= Provided material =
================================

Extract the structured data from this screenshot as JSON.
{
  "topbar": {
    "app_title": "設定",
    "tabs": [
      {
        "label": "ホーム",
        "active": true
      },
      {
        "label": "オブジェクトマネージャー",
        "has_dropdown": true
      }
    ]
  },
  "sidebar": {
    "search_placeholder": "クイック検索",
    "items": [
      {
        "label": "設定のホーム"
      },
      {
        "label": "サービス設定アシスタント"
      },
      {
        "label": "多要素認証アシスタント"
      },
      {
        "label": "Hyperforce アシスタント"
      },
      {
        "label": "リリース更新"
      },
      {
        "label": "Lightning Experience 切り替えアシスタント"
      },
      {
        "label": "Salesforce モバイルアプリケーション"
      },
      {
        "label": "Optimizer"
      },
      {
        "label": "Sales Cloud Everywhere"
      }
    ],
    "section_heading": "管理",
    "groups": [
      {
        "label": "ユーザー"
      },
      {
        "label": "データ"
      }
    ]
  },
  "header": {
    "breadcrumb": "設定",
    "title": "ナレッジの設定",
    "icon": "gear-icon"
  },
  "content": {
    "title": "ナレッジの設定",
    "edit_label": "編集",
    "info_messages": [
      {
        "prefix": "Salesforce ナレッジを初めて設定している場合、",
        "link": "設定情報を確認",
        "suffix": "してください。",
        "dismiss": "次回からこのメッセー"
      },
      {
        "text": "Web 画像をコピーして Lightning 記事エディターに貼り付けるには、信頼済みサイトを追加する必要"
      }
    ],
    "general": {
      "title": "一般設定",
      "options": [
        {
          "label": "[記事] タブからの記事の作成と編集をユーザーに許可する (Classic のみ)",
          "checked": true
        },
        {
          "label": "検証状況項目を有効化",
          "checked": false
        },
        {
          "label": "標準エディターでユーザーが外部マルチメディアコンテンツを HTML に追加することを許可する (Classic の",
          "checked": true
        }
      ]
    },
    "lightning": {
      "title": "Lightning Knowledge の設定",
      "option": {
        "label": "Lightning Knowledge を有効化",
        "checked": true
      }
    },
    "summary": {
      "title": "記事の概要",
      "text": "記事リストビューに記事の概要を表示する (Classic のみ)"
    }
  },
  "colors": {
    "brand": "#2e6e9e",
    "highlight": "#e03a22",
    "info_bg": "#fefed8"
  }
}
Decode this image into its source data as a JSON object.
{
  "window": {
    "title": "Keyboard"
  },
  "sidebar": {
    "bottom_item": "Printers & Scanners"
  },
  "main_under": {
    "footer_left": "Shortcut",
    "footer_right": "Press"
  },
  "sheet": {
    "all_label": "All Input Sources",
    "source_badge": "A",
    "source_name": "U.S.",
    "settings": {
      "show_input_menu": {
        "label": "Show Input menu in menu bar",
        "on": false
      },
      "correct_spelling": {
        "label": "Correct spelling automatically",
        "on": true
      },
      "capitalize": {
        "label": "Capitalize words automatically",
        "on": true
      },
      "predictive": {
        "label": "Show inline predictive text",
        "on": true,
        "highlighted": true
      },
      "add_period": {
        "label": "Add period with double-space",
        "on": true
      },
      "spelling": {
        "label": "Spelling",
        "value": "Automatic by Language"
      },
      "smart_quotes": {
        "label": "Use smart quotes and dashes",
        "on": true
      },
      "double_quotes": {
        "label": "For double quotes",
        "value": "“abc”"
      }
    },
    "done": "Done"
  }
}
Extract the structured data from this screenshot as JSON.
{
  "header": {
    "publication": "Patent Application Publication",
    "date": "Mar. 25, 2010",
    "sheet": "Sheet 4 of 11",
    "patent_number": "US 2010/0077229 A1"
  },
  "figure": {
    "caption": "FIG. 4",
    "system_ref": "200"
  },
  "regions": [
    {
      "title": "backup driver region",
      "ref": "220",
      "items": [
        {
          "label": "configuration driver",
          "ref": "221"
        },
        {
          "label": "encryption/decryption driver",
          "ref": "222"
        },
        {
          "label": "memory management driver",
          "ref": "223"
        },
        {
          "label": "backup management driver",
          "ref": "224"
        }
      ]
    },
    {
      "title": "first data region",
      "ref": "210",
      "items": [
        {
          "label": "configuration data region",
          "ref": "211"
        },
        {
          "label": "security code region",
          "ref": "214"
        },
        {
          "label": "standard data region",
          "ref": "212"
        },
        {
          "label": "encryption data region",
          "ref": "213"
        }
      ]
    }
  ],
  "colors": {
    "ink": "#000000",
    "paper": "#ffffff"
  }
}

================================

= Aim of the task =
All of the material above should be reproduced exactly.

= Answer box =
Extract the structured data from this screenshot as JSON.
{
  "topbar": {
    "app_title": "設定",
    "tabs": [
      {
        "label": "ホーム",
        "active": true
      },
      {
        "label": "オブジェクトマネージャー",
        "has_dropdown": true
      }
    ]
  },
  "sidebar": {
    "search_placeholder": "クイック検索",
    "items": [
      {
        "label": "設定のホーム"
      },
      {
        "label": "サービス設定アシスタント"
      },
      {
        "label": "多要素認証アシスタント"
      },
      {
        "label": "Hyperforce アシスタント"
      },
      {
        "label": "リリース更新"
      },
      {
        "label": "Lightning Experience 切り替えアシスタント"
      },
      {
        "label": "Salesforce モバイルアプリケーション"
      },
      {
        "label": "Optimizer"
      },
      {
        "label": "Sales Cloud Everywhere"
      }
    ],
    "section_heading": "管理",
    "groups": [
      {
        "label": "ユーザー"
      },
      {
        "label": "データ"
      }
    ]
  },
  "header": {
    "breadcrumb": "設定",
    "title": "ナレッジの設定",
    "icon": "gear-icon"
  },
  "content": {
    "title": "ナレッジの設定",
    "edit_label": "編集",
    "info_messages": [
      {
        "prefix": "Salesforce ナレッジを初めて設定している場合、",
        "link": "設定情報を確認",
        "suffix": "してください。",
        "dismiss": "次回からこのメッセー"
      },
      {
        "text": "Web 画像をコピーして Lightning 記事エディターに貼り付けるには、信頼済みサイトを追加する必要"
      }
    ],
    "general": {
      "title": "一般設定",
      "options": [
        {
          "label": "[記事] タブからの記事の作成と編集をユーザーに許可する (Classic のみ)",
          "checked": true
        },
        {
          "label": "検証状況項目を有効化",
          "checked": false
        },
        {
          "label": "標準エディターでユーザーが外部マルチメディアコンテンツを HTML に追加することを許可する (Classic の",
          "checked": true
        }
      ]
    },
    "lightning": {
      "title": "Lightning Knowledge の設定",
      "option": {
        "label": "Lightning Knowledge を有効化",
        "checked": true
      }
    },
    "summary": {
      "title": "記事の概要",
      "text": "記事リストビューに記事の概要を表示する (Classic のみ)"
    }
  },
  "colors": {
    "brand": "#2e6e9e",
    "highlight": "#e03a22",
    "info_bg": "#fefed8"
  }
}
Decode this image into its source data as a JSON object.
{
  "window": {
    "title": "Keyboard"
  },
  "sidebar": {
    "bottom_item": "Printers & Scanners"
  },
  "main_under": {
    "footer_left": "Shortcut",
    "footer_right": "Press"
  },
  "sheet": {
    "all_label": "All Input Sources",
    "source_badge": "A",
    "source_name": "U.S.",
    "settings": {
      "show_input_menu": {
        "label": "Show Input menu in menu bar",
        "on": false
      },
      "correct_spelling": {
        "label": "Correct spelling automatically",
        "on": true
      },
      "capitalize": {
        "label": "Capitalize words automatically",
        "on": true
      },
      "predictive": {
        "label": "Show inline predictive text",
        "on": true,
        "highlighted": true
      },
      "add_period": {
        "label": "Add period with double-space",
        "on": true
      },
      "spelling": {
        "label": "Spelling",
        "value": "Automatic by Language"
      },
      "smart_quotes": {
        "label": "Use smart quotes and dashes",
        "on": true
      },
      "double_quotes": {
        "label": "For double quotes",
        "value": "“abc”"
      }
    },
    "done": "Done"
  }
}
Extract the structured data from this screenshot as JSON.
{
  "header": {
    "publication": "Patent Application Publication",
    "date": "Mar. 25, 2010",
    "sheet": "Sheet 4 of 11",
    "patent_number": "US 2010/0077229 A1"
  },
  "figure": {
    "caption": "FIG. 4",
    "system_ref": "200"
  },
  "regions": [
    {
      "title": "backup driver region",
      "ref": "220",
      "items": [
        {
          "label": "configuration driver",
          "ref": "221"
        },
        {
          "label": "encryption/decryption driver",
          "ref": "222"
        },
        {
          "label": "memory management driver",
          "ref": "223"
        },
        {
          "label": "backup management driver",
          "ref": "224"
        }
      ]
    },
    {
      "title": "first data region",
      "ref": "210",
      "items": [
        {
          "label": "configuration data region",
          "ref": "211"
        },
        {
          "label": "security code region",
          "ref": "214"
        },
        {
          "label": "standard data region",
          "ref": "212"
        },
        {
          "label": "encryption data region",
          "ref": "213"
        }
      ]
    }
  ],
  "colors": {
    "ink": "#000000",
    "paper": "#ffffff"
  }
}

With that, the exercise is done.